procession three times round the cross, and afterwards-dine together
under the presidency of the newly elected Grand Master. About six in the
evening the members again turn out and form into line two abreast, each
bearing a lighted flambeau, and decorated with their peculiar emblems
and insignia. Headed by the heraldic banners of the Lodge, the
procession performs the same route three times round the cross and thus
proceed to the Abbey. On these occasions the crowded streets present a
scene of the most animated description. The joyous strains of a well
conducted band, the waving torches, and incessant showers of fireworks
make the scene a carnival. But at this time the venerable Abbey is the
chief point of attraction and resort; and as the mystic torch-bearers
thread their way through its mouldering aisles and round its massive

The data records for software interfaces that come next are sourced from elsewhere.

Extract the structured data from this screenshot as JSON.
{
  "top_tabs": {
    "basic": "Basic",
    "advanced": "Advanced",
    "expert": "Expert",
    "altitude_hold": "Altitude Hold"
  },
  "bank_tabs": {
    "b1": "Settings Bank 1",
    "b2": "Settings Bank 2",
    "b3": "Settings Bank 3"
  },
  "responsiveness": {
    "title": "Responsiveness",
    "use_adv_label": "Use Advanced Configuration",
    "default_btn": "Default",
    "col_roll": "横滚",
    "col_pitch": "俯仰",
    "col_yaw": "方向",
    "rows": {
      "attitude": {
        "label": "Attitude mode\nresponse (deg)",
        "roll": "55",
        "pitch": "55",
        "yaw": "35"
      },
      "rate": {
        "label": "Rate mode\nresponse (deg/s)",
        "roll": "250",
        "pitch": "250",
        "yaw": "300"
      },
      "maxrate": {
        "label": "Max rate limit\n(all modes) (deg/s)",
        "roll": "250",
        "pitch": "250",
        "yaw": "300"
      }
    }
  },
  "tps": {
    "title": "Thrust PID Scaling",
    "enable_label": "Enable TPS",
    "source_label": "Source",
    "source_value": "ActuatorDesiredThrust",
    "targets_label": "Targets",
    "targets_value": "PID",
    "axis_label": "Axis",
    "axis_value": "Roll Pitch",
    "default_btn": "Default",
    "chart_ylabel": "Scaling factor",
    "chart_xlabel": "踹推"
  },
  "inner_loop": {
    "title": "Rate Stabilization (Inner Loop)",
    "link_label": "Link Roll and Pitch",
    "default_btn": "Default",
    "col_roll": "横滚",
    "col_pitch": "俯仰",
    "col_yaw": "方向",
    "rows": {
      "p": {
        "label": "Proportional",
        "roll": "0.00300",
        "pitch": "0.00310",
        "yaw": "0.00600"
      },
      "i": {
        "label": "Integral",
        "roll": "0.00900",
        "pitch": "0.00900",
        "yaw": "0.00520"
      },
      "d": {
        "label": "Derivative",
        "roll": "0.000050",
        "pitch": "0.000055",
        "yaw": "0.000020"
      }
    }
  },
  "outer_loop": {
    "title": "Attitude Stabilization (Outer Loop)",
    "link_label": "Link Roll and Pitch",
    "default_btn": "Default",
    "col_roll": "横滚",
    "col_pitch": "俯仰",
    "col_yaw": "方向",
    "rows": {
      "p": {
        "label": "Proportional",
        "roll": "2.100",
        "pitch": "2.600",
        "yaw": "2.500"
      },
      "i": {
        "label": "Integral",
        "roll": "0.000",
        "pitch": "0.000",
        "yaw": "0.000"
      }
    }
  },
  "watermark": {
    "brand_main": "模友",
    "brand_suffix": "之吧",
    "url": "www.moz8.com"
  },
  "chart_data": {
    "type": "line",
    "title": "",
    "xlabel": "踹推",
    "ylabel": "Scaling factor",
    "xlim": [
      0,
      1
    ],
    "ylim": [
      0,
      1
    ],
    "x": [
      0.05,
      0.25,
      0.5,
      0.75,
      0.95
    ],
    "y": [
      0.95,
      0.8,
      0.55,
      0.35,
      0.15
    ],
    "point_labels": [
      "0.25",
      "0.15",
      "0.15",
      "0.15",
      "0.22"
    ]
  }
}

pillars, the-outlines of its gorgeous ruins become singularly
illuminated and brought into bold and striking relief. The whole extent
of the Abbey is, with measured step and slow, gone three times round.
But when near the finale, the whole masonic body gather to the chancel,
and forming one grand semi-circle round it where the heart of King
Robert Bruce lies deposited, near the high altar, and the band strikes
up the patriotic air, “Scots wha ha’e wi’ Wallace bled,” the effect
produced is overpowering. Midst showers of rockets and glare of blue
lights the scene closes, the whole reminding one of some popular
Saturnalia held in a monkish town during the middle ages.
OLD CANDLEMAS CUSTOMS.
There was a curious
custom of old standing in Scotland in connexion with Candlemas Day. On
that day it was lately a universal custom in some parts of the country
for the children attending school to make small presents of money to
their teachers. The master sits at his desk or table exchanging for the
moment his usual authoritative look for one of bland civility, and each
child goes up in turn and lays the offering down before him the sum
being generally apportioned to the abilities of the parents. Sixpence or
a shilling were the most common sums in many schools, but some gave half
and whole crowns and even more. The boy and girl who gave most were
respectively styled King and Queen. The children being then dismissed
for a holiday proceed along the streets in a confused procession
carrying the King and Queen in state exalted upon a seat formed of
crossed hands which probably from this circumstance is called the King's
chair. In some schools it used to be customary for the teacher on the
conclusion of the offerings to make a bowl of punch, and each urchin was
regaled with a glass to drink the King and Queen’s health, and a
biscuit. The latter part of the day was generally devoted to what was
called a Candlemas bleeze or blaze, namely, the conflagration of any
piece of furze which might exist in their neighbourhood, or, were that
wanting, of an artificial bonfire.
An old popular custom in
Scotland on Candlemas day was to hold a football match the east end of
the town against the west, the married men against the unmarried, or one
parish against another. The Candlemas
Ba' as it was called
brought the whole community out in a state of great excitement. On one
occasion not long ago when the sport took place in Jedburgh, the
contending parties after a struggle of two hours in the Jed, fought it
out amidst a scene of fearful splash and dabblement to the infinite
amusement of a multitude looking on from a bridge.